■ **Exercise goal**
The records below must be retyped exactly.

Element data from apps and pages
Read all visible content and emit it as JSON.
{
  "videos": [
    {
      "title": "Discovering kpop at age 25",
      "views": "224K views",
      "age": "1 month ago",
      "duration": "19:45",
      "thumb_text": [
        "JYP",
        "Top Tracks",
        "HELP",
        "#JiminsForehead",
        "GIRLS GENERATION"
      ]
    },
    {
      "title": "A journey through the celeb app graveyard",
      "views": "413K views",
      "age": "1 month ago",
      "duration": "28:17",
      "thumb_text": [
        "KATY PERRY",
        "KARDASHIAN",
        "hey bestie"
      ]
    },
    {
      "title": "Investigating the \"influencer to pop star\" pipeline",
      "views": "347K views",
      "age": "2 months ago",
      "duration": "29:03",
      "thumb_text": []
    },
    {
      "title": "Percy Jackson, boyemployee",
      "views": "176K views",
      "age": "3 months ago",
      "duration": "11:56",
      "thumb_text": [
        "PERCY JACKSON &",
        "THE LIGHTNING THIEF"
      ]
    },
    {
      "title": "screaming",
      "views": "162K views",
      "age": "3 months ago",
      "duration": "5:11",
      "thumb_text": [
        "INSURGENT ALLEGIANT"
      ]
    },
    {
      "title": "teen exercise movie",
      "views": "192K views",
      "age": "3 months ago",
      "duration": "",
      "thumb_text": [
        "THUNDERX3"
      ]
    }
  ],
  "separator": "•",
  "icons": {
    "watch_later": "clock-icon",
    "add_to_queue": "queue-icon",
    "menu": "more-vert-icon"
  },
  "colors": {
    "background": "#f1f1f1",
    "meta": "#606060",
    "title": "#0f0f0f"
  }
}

■ **Solution**
Read all visible content and emit it as JSON.
{
  "videos": [
    {
      "title": "Discovering kpop at age 25",
      "views": "224K views",
      "age": "1 month ago",
      "duration": "19:45",
      "thumb_text": [
        "JYP",
        "Top Tracks",
        "HELP",
        "#JiminsForehead",
        "GIRLS GENERATION"
      ]
    },
    {
      "title": "A journey through the celeb app graveyard",
      "views": "413K views",
      "age": "1 month ago",
      "duration": "28:17",
      "thumb_text": [
        "KATY PERRY",
        "KARDASHIAN",
        "hey bestie"
      ]
    },
    {
      "title": "Investigating the \"influencer to pop star\" pipeline",
      "views": "347K views",
      "age": "2 months ago",
      "duration": "29:03",
      "thumb_text": []
    },
    {
      "title": "Percy Jackson, boyemployee",
      "views": "176K views",
      "age": "3 months ago",
      "duration": "11:56",
      "thumb_text": [
        "PERCY JACKSON &",
        "THE LIGHTNING THIEF"
      ]
    },
    {
      "title": "screaming",
      "views": "162K views",
      "age": "3 months ago",
      "duration": "5:11",
      "thumb_text": [
        "INSURGENT ALLEGIANT"
      ]
    },
    {
      "title": "teen exercise movie",
      "views": "192K views",
      "age": "3 months ago",
      "duration": "",
      "thumb_text": [
        "THUNDERX3"
      ]
    }
  ],
  "separator": "•",
  "icons": {
    "watch_later": "clock-icon",
    "add_to_queue": "queue-icon",
    "menu": "more-vert-icon"
  },
  "colors": {
    "background": "#f1f1f1",
    "meta": "#606060",
    "title": "#0f0f0f"
  }
}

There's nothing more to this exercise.